◆ EXERCISE DETAILS ◆
Print the data below verbatim, minus images.

◆ GIVEN ENTRIES ◆
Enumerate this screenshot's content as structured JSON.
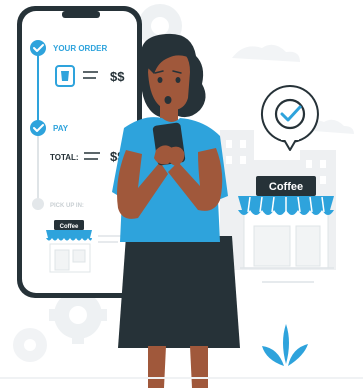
{
  "phone_app": {
    "step_order_label": "YOUR ORDER",
    "order_price": "$$",
    "step_pay_label": "PAY",
    "total_label": "TOTAL:",
    "total_price": "$$",
    "step_pickup_label": "PICK UP IN:",
    "mini_shop_sign": "Coffee"
  },
  "shop": {
    "sign_label": "Coffee"
  },
  "icons": [
    "check-icon",
    "coffee-cup-icon",
    "clock-check-icon",
    "gear-icon",
    "leaf-plant-icon",
    "awning-icon"
  ],
  "colors": {
    "accent": "#2ea3dc",
    "dark": "#263238",
    "light_gray": "#f2f4f5",
    "skin": "#a0583b"
  }
}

◆ TASK RESULT ◆
Enumerate this screenshot's content as structured JSON.
{
  "phone_app": {
    "step_order_label": "YOUR ORDER",
    "order_price": "$$",
    "step_pay_label": "PAY",
    "total_label": "TOTAL:",
    "total_price": "$$",
    "step_pickup_label": "PICK UP IN:",
    "mini_shop_sign": "Coffee"
  },
  "shop": {
    "sign_label": "Coffee"
  },
  "icons": [
    "check-icon",
    "coffee-cup-icon",
    "clock-check-icon",
    "gear-icon",
    "leaf-plant-icon",
    "awning-icon"
  ],
  "colors": {
    "accent": "#2ea3dc",
    "dark": "#263238",
    "light_gray": "#f2f4f5",
    "skin": "#a0583b"
  }
}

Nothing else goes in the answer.